• [The task] In the data that follows, every line containing the word "preview" should be returned.
▬▬▬▬▬▬
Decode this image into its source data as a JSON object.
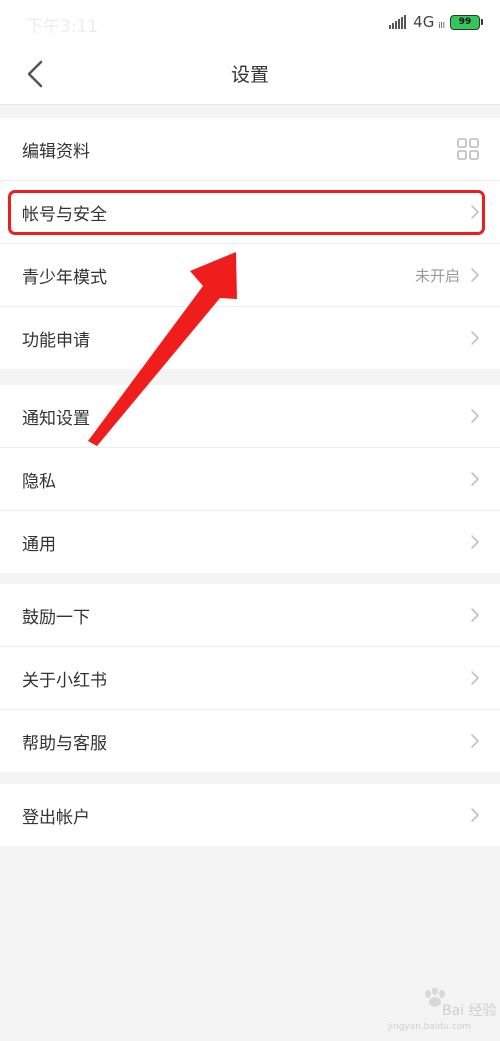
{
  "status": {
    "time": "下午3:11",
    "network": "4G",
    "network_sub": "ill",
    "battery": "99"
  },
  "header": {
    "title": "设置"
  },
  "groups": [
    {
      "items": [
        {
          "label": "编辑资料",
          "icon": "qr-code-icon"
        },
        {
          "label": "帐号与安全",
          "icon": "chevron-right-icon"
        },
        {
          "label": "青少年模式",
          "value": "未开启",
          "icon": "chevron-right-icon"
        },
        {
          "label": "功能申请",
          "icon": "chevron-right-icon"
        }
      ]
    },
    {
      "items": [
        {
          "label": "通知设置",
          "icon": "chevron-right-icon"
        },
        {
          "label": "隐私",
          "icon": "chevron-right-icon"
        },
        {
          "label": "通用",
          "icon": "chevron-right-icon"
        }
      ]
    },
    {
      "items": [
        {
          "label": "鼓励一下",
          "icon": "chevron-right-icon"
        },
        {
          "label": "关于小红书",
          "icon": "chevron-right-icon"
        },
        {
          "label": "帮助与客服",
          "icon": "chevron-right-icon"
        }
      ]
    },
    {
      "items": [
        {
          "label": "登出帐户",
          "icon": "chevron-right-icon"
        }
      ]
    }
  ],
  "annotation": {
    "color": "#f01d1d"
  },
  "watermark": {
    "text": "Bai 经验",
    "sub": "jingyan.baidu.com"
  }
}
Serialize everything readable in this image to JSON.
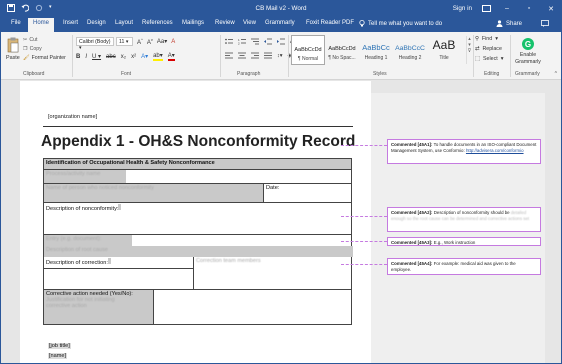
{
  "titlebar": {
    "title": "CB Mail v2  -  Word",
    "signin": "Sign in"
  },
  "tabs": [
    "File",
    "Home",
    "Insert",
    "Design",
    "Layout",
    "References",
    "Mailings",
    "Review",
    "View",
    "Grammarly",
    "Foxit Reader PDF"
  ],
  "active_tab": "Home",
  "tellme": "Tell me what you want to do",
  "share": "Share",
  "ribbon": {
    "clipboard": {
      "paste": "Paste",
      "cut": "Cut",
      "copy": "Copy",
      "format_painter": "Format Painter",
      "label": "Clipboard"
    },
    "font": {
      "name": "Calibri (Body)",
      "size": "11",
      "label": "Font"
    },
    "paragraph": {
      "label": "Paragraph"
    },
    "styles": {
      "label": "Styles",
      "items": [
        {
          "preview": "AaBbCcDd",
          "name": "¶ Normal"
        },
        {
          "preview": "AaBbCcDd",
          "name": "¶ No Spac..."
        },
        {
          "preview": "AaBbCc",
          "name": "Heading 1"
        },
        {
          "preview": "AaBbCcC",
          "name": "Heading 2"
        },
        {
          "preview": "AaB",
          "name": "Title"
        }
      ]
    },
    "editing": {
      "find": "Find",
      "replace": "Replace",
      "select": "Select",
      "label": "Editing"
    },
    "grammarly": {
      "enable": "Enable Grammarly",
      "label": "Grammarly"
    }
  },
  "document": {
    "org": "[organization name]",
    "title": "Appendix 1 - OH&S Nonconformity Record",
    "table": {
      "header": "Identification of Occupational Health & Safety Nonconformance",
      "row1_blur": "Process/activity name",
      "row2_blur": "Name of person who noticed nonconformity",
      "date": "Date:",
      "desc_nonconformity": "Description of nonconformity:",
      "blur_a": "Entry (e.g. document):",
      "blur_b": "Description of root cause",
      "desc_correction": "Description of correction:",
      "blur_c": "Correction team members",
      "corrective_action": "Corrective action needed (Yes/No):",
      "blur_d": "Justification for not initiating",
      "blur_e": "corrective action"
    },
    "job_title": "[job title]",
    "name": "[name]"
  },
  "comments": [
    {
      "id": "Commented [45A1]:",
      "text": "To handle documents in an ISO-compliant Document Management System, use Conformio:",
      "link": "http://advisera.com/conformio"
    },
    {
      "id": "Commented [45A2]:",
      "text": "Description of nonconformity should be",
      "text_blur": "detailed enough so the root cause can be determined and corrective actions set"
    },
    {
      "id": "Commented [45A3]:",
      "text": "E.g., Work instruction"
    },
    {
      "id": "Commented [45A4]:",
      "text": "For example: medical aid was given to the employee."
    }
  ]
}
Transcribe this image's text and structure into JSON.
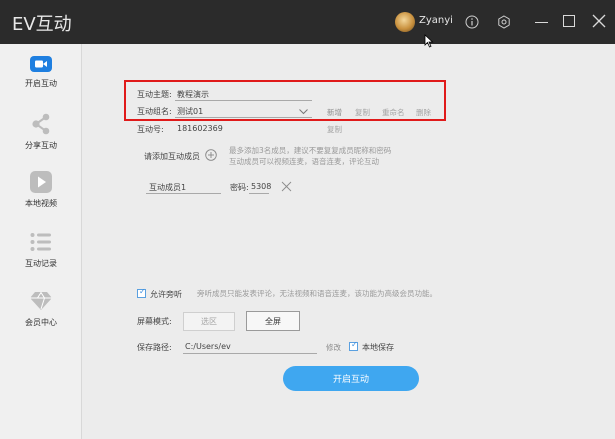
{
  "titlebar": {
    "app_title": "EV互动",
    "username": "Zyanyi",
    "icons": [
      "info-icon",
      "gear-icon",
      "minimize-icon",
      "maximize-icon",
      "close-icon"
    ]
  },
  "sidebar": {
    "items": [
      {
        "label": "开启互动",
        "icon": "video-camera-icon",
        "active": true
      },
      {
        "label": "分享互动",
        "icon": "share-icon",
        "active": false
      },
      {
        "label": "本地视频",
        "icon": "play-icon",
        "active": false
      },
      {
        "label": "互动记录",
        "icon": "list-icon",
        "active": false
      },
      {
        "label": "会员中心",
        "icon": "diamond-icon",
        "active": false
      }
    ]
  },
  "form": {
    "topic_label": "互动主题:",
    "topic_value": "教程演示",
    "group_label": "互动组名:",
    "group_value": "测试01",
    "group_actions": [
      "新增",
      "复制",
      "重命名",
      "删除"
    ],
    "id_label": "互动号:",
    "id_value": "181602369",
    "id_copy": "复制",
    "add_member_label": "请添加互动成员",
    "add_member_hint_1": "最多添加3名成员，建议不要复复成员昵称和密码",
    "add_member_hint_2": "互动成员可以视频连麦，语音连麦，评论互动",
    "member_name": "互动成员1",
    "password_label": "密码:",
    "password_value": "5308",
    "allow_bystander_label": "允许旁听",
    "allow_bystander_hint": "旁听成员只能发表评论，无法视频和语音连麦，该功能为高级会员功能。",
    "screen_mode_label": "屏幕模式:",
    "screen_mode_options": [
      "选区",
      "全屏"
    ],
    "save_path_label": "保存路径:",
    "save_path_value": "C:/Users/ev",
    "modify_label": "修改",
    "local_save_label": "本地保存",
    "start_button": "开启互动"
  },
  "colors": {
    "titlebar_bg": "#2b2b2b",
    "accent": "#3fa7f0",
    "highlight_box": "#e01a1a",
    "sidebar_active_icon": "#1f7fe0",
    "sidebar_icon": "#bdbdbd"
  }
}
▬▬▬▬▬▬
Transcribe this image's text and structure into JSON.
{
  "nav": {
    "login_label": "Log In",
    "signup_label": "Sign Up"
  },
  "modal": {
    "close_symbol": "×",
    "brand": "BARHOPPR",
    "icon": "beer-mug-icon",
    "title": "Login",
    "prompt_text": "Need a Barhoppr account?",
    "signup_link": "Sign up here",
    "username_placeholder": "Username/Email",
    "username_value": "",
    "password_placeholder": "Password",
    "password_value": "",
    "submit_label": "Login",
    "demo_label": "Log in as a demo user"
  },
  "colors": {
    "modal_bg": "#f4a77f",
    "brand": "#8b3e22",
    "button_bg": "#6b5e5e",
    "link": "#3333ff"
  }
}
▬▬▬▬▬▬
• [Expected output]
          "preview": "AaBbCcDd",
          "preview": "AaBbCcDd",
          "preview": "AaBbCc",
          "preview": "AaBbCcC",
          "preview": "AaB",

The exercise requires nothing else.